By Eamonn Forde
YouTube has announced that it has paid out $4 billion to the music business over the past year. But is this going to be enough to turn it from the music industry’s occasional bête noire to its permanent golden child?
Only a few years ago, YouTube was the chief target for the music business. It and its parent company Google were repeatedly attacked for using safe harbour exemptions to, in the music industry’s eyes, avoid paying considerably more in streaming royalties to rights owners. The industry even had a term for it: they called it “the value gap”. And they hated it. They really hated it.
When he took over as global head of music at YouTube in 2016 – after a long career at record labels, notably Def Jam, Warner Music Group and 300 – Lyor Cohen was keen to kick the conversation about the value gap into the long grass.

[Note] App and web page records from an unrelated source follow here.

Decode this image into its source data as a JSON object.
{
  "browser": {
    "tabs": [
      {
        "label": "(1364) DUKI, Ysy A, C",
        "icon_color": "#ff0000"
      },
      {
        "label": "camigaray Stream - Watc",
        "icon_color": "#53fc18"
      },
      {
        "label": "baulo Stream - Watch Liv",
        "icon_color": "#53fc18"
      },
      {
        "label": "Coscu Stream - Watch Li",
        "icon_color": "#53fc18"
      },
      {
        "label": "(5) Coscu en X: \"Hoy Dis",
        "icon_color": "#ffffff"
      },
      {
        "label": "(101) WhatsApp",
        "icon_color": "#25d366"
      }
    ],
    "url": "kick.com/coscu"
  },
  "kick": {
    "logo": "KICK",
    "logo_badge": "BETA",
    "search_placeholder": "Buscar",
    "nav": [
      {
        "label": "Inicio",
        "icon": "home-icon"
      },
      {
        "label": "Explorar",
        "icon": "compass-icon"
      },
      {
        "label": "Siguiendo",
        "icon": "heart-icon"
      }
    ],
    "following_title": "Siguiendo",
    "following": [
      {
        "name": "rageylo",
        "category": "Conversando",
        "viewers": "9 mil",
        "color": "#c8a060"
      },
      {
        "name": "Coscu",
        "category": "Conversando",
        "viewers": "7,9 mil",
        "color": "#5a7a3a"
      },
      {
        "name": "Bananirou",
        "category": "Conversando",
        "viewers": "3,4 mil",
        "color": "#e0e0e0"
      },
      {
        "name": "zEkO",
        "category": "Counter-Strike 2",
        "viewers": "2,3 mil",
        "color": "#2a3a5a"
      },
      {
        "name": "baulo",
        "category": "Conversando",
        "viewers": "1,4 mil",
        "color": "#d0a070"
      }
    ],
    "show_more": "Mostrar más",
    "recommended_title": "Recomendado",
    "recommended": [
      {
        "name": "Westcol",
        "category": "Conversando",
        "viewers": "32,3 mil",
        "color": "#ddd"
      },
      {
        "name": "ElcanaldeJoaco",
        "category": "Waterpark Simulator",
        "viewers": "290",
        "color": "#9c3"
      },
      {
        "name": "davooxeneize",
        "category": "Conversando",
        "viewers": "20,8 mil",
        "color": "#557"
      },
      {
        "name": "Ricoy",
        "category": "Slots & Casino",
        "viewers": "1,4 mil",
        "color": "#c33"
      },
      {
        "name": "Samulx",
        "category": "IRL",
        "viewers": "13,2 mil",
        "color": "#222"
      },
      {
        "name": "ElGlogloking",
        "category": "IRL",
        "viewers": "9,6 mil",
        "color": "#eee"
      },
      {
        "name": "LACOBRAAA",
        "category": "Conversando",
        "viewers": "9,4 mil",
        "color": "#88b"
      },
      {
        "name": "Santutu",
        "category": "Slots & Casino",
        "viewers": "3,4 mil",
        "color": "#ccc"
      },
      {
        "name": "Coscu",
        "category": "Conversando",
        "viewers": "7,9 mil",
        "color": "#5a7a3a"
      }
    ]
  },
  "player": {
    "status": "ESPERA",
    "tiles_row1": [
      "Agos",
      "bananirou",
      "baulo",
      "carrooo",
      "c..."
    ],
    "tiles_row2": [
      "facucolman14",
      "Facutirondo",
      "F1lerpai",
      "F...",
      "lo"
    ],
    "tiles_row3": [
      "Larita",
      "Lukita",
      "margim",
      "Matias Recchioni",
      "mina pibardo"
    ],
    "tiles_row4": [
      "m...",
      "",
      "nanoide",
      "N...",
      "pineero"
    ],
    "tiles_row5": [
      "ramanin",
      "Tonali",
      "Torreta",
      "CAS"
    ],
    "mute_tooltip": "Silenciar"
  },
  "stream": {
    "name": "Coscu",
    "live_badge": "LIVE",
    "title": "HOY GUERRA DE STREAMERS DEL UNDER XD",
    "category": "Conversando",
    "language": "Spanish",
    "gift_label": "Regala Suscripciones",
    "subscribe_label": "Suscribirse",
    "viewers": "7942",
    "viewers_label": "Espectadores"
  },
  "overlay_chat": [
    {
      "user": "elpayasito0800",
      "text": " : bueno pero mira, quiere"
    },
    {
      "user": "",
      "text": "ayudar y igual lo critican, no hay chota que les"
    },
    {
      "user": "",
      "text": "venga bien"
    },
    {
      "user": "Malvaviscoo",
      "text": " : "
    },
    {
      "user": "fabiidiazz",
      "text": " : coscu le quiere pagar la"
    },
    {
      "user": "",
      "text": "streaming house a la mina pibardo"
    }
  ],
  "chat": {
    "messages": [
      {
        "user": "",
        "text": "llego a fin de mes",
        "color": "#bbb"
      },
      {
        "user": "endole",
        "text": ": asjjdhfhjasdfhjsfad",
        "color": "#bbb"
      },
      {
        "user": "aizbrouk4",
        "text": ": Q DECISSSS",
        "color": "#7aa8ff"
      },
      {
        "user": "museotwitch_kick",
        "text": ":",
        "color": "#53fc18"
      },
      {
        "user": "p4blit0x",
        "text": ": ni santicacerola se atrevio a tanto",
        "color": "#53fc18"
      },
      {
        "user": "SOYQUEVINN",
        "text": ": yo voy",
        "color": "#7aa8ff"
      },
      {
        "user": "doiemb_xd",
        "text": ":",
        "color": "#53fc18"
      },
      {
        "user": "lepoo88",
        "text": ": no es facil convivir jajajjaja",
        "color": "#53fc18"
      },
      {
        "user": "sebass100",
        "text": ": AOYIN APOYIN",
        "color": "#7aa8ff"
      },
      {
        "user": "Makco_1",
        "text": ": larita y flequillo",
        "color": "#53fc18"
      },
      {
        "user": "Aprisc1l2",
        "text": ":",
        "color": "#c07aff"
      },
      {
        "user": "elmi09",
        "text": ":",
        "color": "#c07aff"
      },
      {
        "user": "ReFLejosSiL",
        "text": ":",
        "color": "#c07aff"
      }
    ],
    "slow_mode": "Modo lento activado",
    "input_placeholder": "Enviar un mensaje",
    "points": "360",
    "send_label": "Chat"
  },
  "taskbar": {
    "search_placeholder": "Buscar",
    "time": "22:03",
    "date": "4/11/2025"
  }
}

He wanted to focus instead on how YouTube was a critical marketing, promotion and (yes) revenue partner for the business – stressing their bright and symbiotic future rather than dwelling on the monetary squabbles of the present.
Cohen’s was a very blunt kind of charm offensive (he has a long-standing reputation for direct talk and rarely holding back) and part of his “recalibration” of the conversation was to publish regular blogs on what YouTube was paying out. Transparency was the watchword.